When you said it’s a very small collection of individuals who drive 85 percent of the crime, I assumed you were talking about the drivers of organized crime—but you’re actually just talking about just people on the street who are carrying out crimes.
OC—organized crime—is a different topic. [Cops] know the OC guys living in their precinct, but these guys are rarely committing crimes in your precinct. They live there, they might operate there, but the crimes are bigger things—and organized crime guys don’t defecate where they eat. If you want to get yourself killed, go ahead and sell dope on the block where the local OC guy lives. That can be a death sentence. But the OC guy has no problem selling dope two miles away.
On this organized crime tip—you’re just off The Cartel, and I felt unsurprised to see The Force become, at least partially, a drug novel. Not because that’s “what you do,” but because a crime novel at a certain level, when you’re talking about institutions in America, has to become a drug novel, because that economy is embedded.
Exactly. It’s difficult to write a novel about big-city policing, whether it’s New York or Chicago, or anywhere else, without writing about drugs. In 2016, it’s disingenuous to write that novel without writing about the heroin epidemic.
I’d rather not have been writing about drugs, frankly—but that’s just what it is.
You say the most difficult conversations you had were about race, about the shooting of young black men. Were you talking to people other than cops?
I wanted to write about the race issue—if you’re going to write about a big-city police department in 2014-2016, when I was writing the novel, you have to write about race. You just do. It’s the reality of our times, and that’s going to be a sensitive and difficult subject on every level. Whether you’re talking to white cops or black cops or Hispanic cops, or people in the community, it’s a difficult subject.
It’s America’s original sin. I often say the era of mass incarceration didn’t begin in 1993, it began in 1690: it was called slavery. And for at least two hundred years of our country’s history, the police were not used to enforce laws to protect black people: they were used to enforce laws to enslave black people.
I know this is not your problem to solve, but can non-racist policing exist?
I think it’s a matter of time. I think it’s a generational issue, and I think it will get better. When you talk to cops, more forward-thinking police, what they tell you is that this is a recruiting issue and a training issue. Some people shouldn’t be cops, because either they’re overt racists, or they have—as we all do—conscious or semi-conscious biases. We all come from the same society, so if you ask me are cops racist, I say yes—just no less and no more than the society from which they come. The difference is, with a cop with a gun, that unconscious bias can become lethal.
Denny does a certain part of policing well, though he does cut corners, indulging in that second type of corruption you were talking about, taking shortcuts for reasons he believes to be ethical. Malone cares, deeply, about his community. That’s why I’m always putting quotes around “dirty cop” and “bad cop” here. Denny thinks he is trying to be a good cop, and he is succeeding in some ways.
I think about character—I never think about good or bad, or anti-hero or those things. It’s not my job to make those judgments. My job is to bring people into a world that they otherwise couldn’t enter, and show them that world through those people’s eyes. So when I’m sitting down to type, I’m never making those judgments.

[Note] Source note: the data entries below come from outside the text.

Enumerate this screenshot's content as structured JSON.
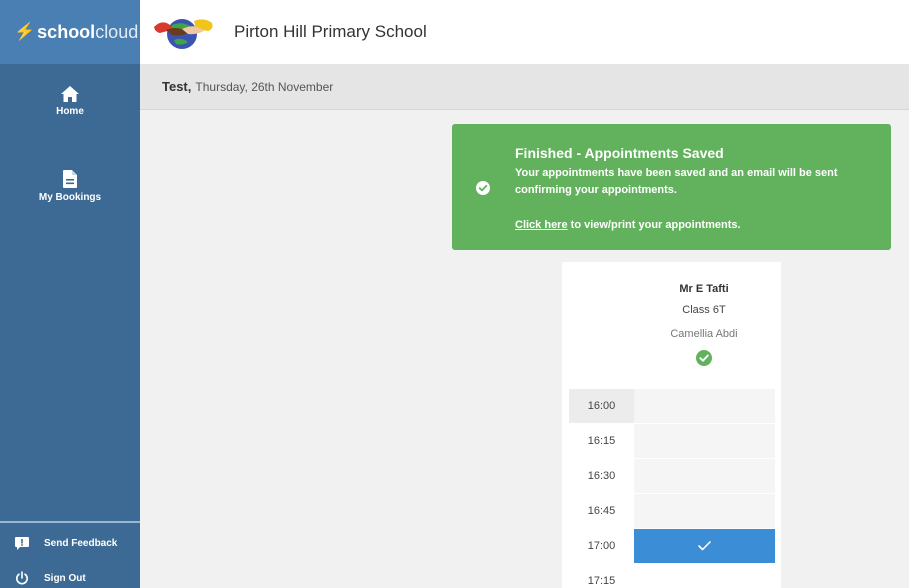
{
  "brand": {
    "part1": "school",
    "part2": "cloud"
  },
  "school": {
    "name": "Pirton Hill Primary School"
  },
  "event": {
    "name": "Test,",
    "date": "Thursday, 26th November"
  },
  "nav": {
    "home_label": "Home",
    "bookings_label": "My Bookings",
    "feedback_label": "Send Feedback",
    "signout_label": "Sign Out"
  },
  "alert": {
    "title": "Finished - Appointments Saved",
    "message": "Your appointments have been saved and an email will be sent confirming your appointments.",
    "link_text": "Click here",
    "link_suffix": " to view/print your appointments."
  },
  "teacher": {
    "name": "Mr E Tafti",
    "class": "Class 6T",
    "child": "Camellia Abdi"
  },
  "slots": [
    {
      "time": "16:00"
    },
    {
      "time": "16:15"
    },
    {
      "time": "16:30"
    },
    {
      "time": "16:45"
    },
    {
      "time": "17:00"
    },
    {
      "time": "17:15"
    }
  ],
  "booked_slot": "17:00",
  "colors": {
    "sidebar": "#3c6a94",
    "brand_bar": "#4a7fb3",
    "success": "#62b25d",
    "booked": "#3b8ed6"
  },
  "icons": [
    "home-icon",
    "document-icon",
    "feedback-icon",
    "power-icon",
    "check-circle-icon",
    "checkmark-icon",
    "school-logo"
  ]
}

Denny’s a complicated guy, but most human beings are. As a fiction writer, it’s not useful to label people—but when I’m not on the job, I might have my own opinions.